Coun Ivan Taylor, cabinet member for schools, said: “It is shame. We will certainly support the school in any way we can.

“I will be holding meetings with the school, hopefully, to discuss the way forward in terms of the school and its relationship with the authority.

“I could reawaken the old academy versus council-run argument, and that’s something people might have concerns about, but it doesn’t help the children who are there right now.

Better

“Montgomery doesn’t suffer from some of the issues of deprivation other Blackpool schools, so it ought to be doing better than it is.

“It’s obviously disappointing when one of Blackpool’s schools, especially one with Montgomery’s history, is not doing well.”

Mr Brennand joined the school in 2010 when it was considered “satisfactory” by Ofsted.

He oversaw a rise to a “good” rating in 2011 and it converted to academy status in August 2012.

But in June the most recent report found the school to be “inadequate”.

Under the current Ofsted framework a school can be outstanding, good, requiring improvement (formerly satisfactory) or inadequate.

Mr Brennand said some positive feedback was given in last week’s report, which school bosses are now building on, he added.

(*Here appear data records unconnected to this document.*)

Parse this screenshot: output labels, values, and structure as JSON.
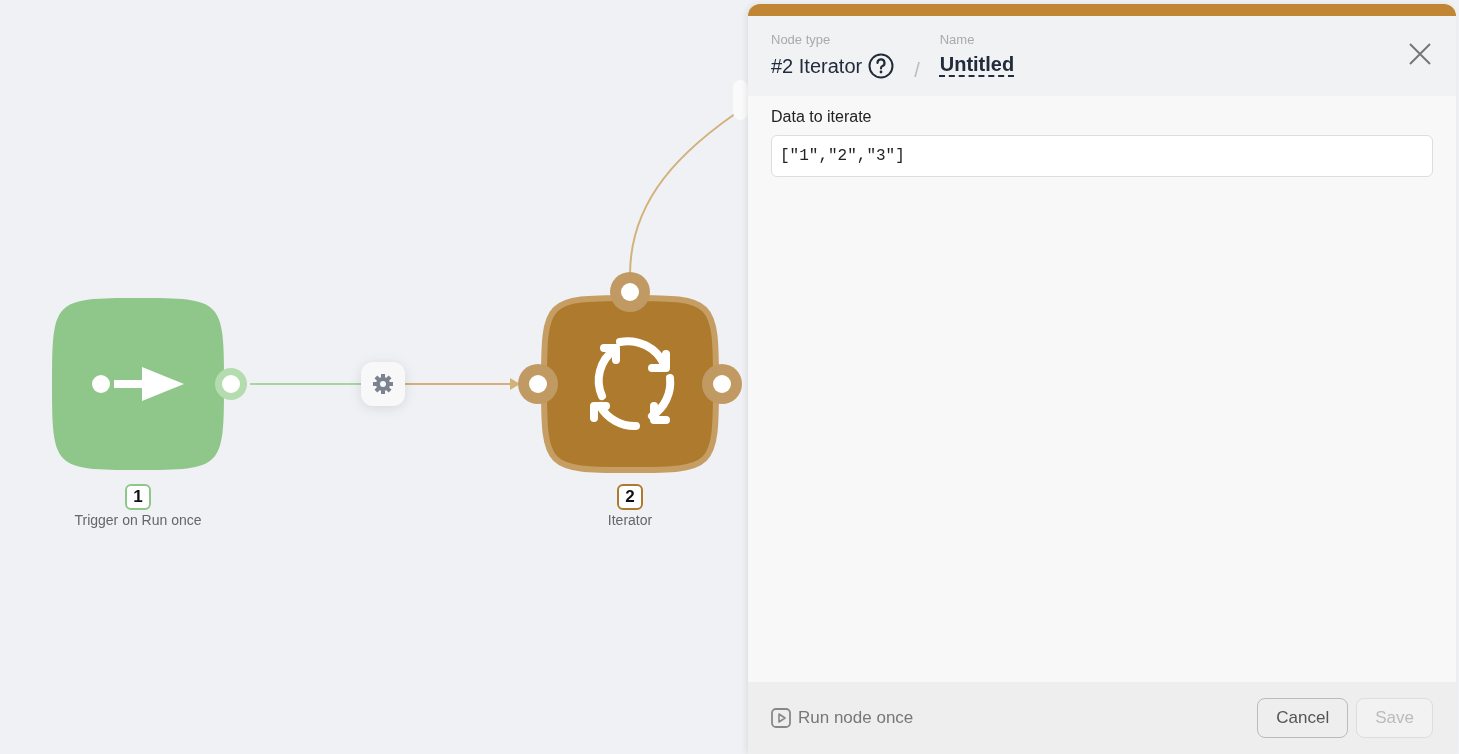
{
  "canvas": {
    "nodes": [
      {
        "number": "1",
        "label": "Trigger on Run once",
        "kind": "trigger",
        "color": "#8fc689"
      },
      {
        "number": "2",
        "label": "Iterator",
        "kind": "iterator",
        "color": "#ad7a2e"
      }
    ]
  },
  "panel": {
    "node_type_label": "Node type",
    "node_type": "#2 Iterator",
    "name_label": "Name",
    "separator": "/",
    "name": "Untitled",
    "field_label": "Data to iterate",
    "field_value": "[\"1\",\"2\",\"3\"]",
    "run_label": "Run node once",
    "buttons": [
      {
        "label": "Cancel",
        "disabled": false
      },
      {
        "label": "Save",
        "disabled": true
      }
    ]
  }
}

He said: “They did make a number of positive comments about the school and improvement that is underway. We are seeing strong evidence of improvement.

“The first monitoring inspection was quite early to see the full impact of our strategy [for improvement].

“We still have some of the best results in Blackpool on some measures, our 95 per cent whole school attendance is the highest in Blackpool. And our 83 per cent pass rate in English GCSE this year was the best we’ve ever had.”

FCAT plan to turn ‘failing’ school around

Felicity Greeves, principal of Blackpool Sixth Form, said the Fylde Coast Academy Trust would focus on four key areas to turn things around at Montgomery – bringing in experienced leaders, focus on accountability for success, support teachers to improve rapidly, and provide business support to allow senior staff to focus on teaching and learning.

Ms Greeves, who visited the school last week, said she would be working along side teachers in a bid to improve standards at the school

She : “We support the school so heads can focus on teaching, learning and behaviour.

“It’s about human resources, people who are good at their jobs going in there, making sure learning is fast both by children and teachers, it’s working with these teachers to help them improve.”